About Native Forward Scholars Fund – As the nation’s longest-running scholarship provider for Native students, we have awarded over $350 million in direct scholarships since 1969 and have empowered over 20,000 students from over 500 Tribes in all 50 states. Native Forward is committed to creating an impact in Native communities by providing access to quality education for Native students. We believe higher education deepens our transformative impact on every part of society. Native Forward invests 95% of our resources directly into Native students’ higher education experience at 1,700+ institutions across the U.S. in undergraduate, graduate, and professional degree programs.
Our goal is to create opportunities for success for all Native people. Knowledge and experience are powerful tools that can advance and preserve our way of life. By honoring our history, we are creating our own brilliant future. We are Native Forward Scholars Fund. For more information, visit https://www.nativeforward.org.
Journalists — Native Forward Scholars Fund does not use the acronym NFSF. On second reference, please use the Native Forward.
Photo—The first-ever National Study on College Affordability for Indigenous Students released by the National Native Scholarships Providers (NNSP). The NNSP is comprised of the American Indian College Fund (College Fund), the American Indian Science and Engineering Society (AISES), the Cobell Scholarship Program administered by Indigenous Education, Inc., and Native Forward.
Dina Horwedel, J.D.
Director of Public Education, American Indian College Fund, 303-426-8900, firstname.lastname@example.org
Johnny Poolaw, Ph.D.
Director of Student Success, American Indian Science and Engineering Society, 720-758-9725, email@example.com
Director of Marketing and Communications, Native Forward Scholars Fund, 505-205-1762, firstname.lastname@example.org

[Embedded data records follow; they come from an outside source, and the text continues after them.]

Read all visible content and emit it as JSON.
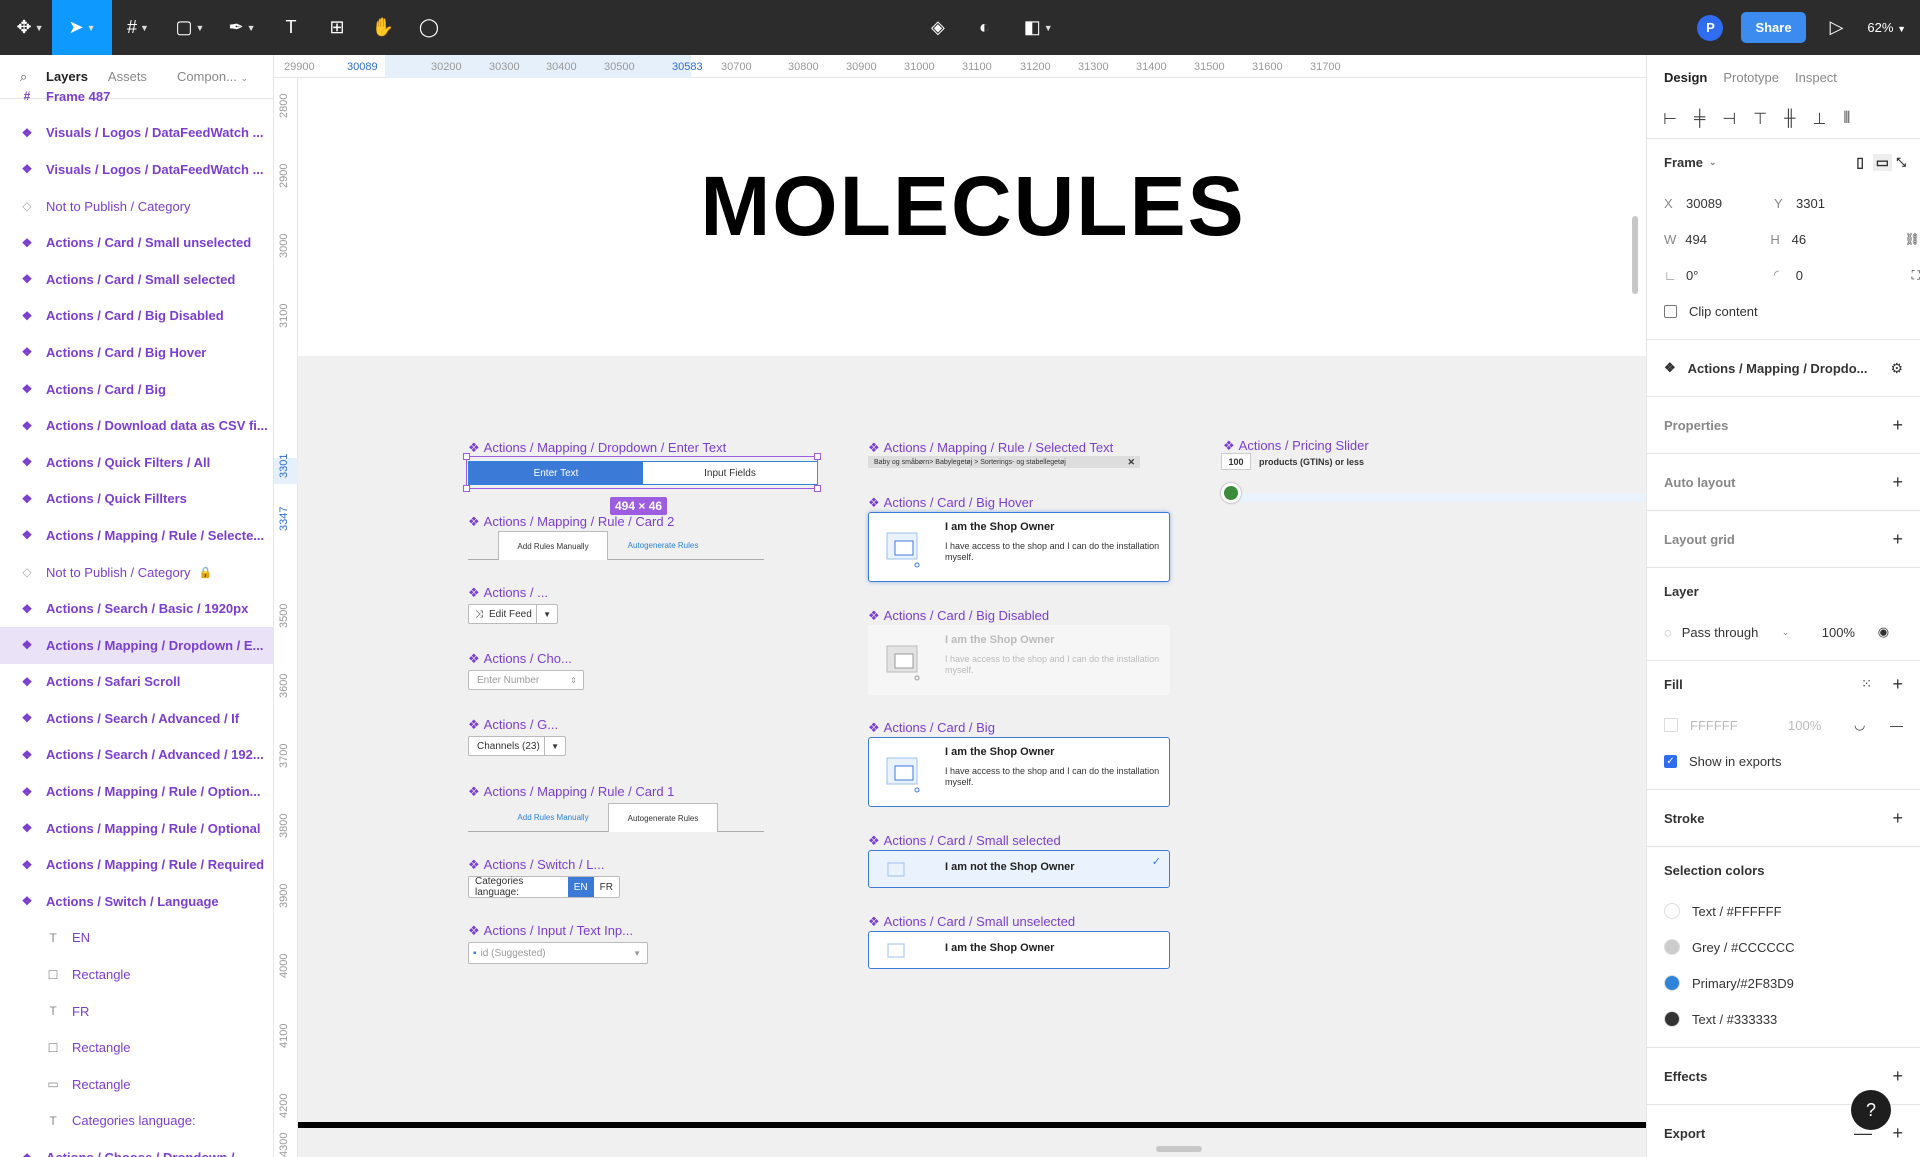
{
  "toolbar": {
    "zoom": "62%",
    "share_label": "Share",
    "avatar_initial": "P"
  },
  "left_panel": {
    "tabs": [
      "Layers",
      "Assets",
      "Compon..."
    ],
    "layers": [
      {
        "label": "Frame 487",
        "kind": "frame"
      },
      {
        "label": "Visuals / Logos / DataFeedWatch ...",
        "kind": "comp"
      },
      {
        "label": "Visuals / Logos / DataFeedWatch ...",
        "kind": "comp"
      },
      {
        "label": "Not to Publish / Category",
        "kind": "grey"
      },
      {
        "label": "Actions / Card / Small unselected",
        "kind": "comp"
      },
      {
        "label": "Actions / Card / Small selected",
        "kind": "comp"
      },
      {
        "label": "Actions / Card / Big Disabled",
        "kind": "comp"
      },
      {
        "label": "Actions / Card / Big Hover",
        "kind": "comp"
      },
      {
        "label": "Actions / Card / Big",
        "kind": "comp"
      },
      {
        "label": "Actions / Download data as CSV fi...",
        "kind": "comp"
      },
      {
        "label": "Actions / Quick Filters / All",
        "kind": "comp"
      },
      {
        "label": "Actions / Quick Fillters",
        "kind": "comp"
      },
      {
        "label": "Actions / Mapping / Rule / Selecte...",
        "kind": "comp"
      },
      {
        "label": "Not to Publish / Category",
        "kind": "grey"
      },
      {
        "label": "Actions / Search / Basic / 1920px",
        "kind": "comp"
      },
      {
        "label": "Actions / Mapping / Dropdown / E...",
        "kind": "comp"
      },
      {
        "label": "Actions / Safari Scroll",
        "kind": "comp"
      },
      {
        "label": "Actions / Search / Advanced / If",
        "kind": "comp"
      },
      {
        "label": "Actions / Search / Advanced / 192...",
        "kind": "comp"
      },
      {
        "label": "Actions / Mapping / Rule / Option...",
        "kind": "comp"
      },
      {
        "label": "Actions / Mapping / Rule / Optional",
        "kind": "comp"
      },
      {
        "label": "Actions / Mapping / Rule / Required",
        "kind": "comp"
      },
      {
        "label": "Actions / Switch / Language",
        "kind": "comp"
      },
      {
        "label": "EN",
        "kind": "text"
      },
      {
        "label": "Rectangle",
        "kind": "rect"
      },
      {
        "label": "FR",
        "kind": "text"
      },
      {
        "label": "Rectangle",
        "kind": "rect"
      },
      {
        "label": "Rectangle",
        "kind": "line"
      },
      {
        "label": "Categories language:",
        "kind": "text"
      },
      {
        "label": "Actions / Choose / Dropdown / ...",
        "kind": "comp"
      }
    ]
  },
  "ruler_top": {
    "labels": [
      "29900",
      "30089",
      "30200",
      "30300",
      "30400",
      "30500",
      "30583",
      "30700",
      "30800",
      "30900",
      "31000",
      "31100",
      "31200",
      "31300",
      "31400",
      "31500",
      "31600",
      "31700"
    ],
    "highlight_start": "30089",
    "highlight_end": "30583"
  },
  "ruler_left": {
    "labels": [
      "2800",
      "2900",
      "3000",
      "3100",
      "3301",
      "3347",
      "3500",
      "3600",
      "3700",
      "3800",
      "3900",
      "4000",
      "4100",
      "4200",
      "4300"
    ]
  },
  "canvas": {
    "title": "MOLECULES",
    "dimension_badge": "494 × 46",
    "labels": {
      "dropdown_enter_text": "Actions / Mapping / Dropdown / Enter Text",
      "rule_card2": "Actions / Mapping / Rule / Card 2",
      "actions_short": "Actions / ...",
      "choose": "Actions / Cho...",
      "group": "Actions / G...",
      "rule_card1": "Actions / Mapping / Rule / Card 1",
      "switch": "Actions / Switch / L...",
      "input": "Actions / Input / Text Inp...",
      "selected_text": "Actions / Mapping / Rule / Selected Text",
      "big_hover": "Actions / Card / Big Hover",
      "big_disabled": "Actions / Card / Big Disabled",
      "big": "Actions / Card / Big",
      "small_selected": "Actions / Card / Small selected",
      "small_unselected": "Actions / Card / Small unselected",
      "pricing_slider": "Actions / Pricing Slider"
    },
    "dropdown": {
      "left": "Enter Text",
      "right": "Input Fields"
    },
    "rule_tabs": {
      "manual": "Add Rules Manually",
      "auto": "Autogenerate Rules"
    },
    "edit_feed": "Edit Feed",
    "enter_number": "Enter Number",
    "channels": "Channels (23)",
    "lang_label": "Categories language:",
    "lang_en": "EN",
    "lang_fr": "FR",
    "id_suggested": "id (Suggested)",
    "chip_text": "Baby og småbørn> Babylegetøj > Sorterings- og stabellegetøj",
    "card_owner_title": "I am the Shop Owner",
    "card_owner_desc": "I have access to the shop and I can do the installation myself.",
    "card_not_owner": "I am not the Shop Owner",
    "slider_value": "100",
    "slider_text": "products (GTINs) or less"
  },
  "right_panel": {
    "tabs": [
      "Design",
      "Prototype",
      "Inspect"
    ],
    "frame_label": "Frame",
    "x": "30089",
    "y": "3301",
    "w": "494",
    "h": "46",
    "rotation": "0°",
    "radius": "0",
    "clip_content": "Clip content",
    "component_name": "Actions / Mapping / Dropdo...",
    "properties": "Properties",
    "auto_layout": "Auto layout",
    "layout_grid": "Layout grid",
    "layer": "Layer",
    "blend": "Pass through",
    "opacity": "100%",
    "fill": "Fill",
    "fill_hex": "FFFFFF",
    "fill_opacity": "100%",
    "show_in_exports": "Show in exports",
    "stroke": "Stroke",
    "selection_colors": "Selection colors",
    "colors": [
      {
        "label": "Text / #FFFFFF",
        "hex": "#FFFFFF"
      },
      {
        "label": "Grey / #CCCCCC",
        "hex": "#CCCCCC"
      },
      {
        "label": "Primary/#2F83D9",
        "hex": "#2F83D9"
      },
      {
        "label": "Text / #333333",
        "hex": "#333333"
      }
    ],
    "effects": "Effects",
    "export": "Export"
  }
}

John L. Garland, Ph.D., CRC
Director, Research and Student Success, The Cobell Scholarship Program, Indigenous Education, Inc., email@example.com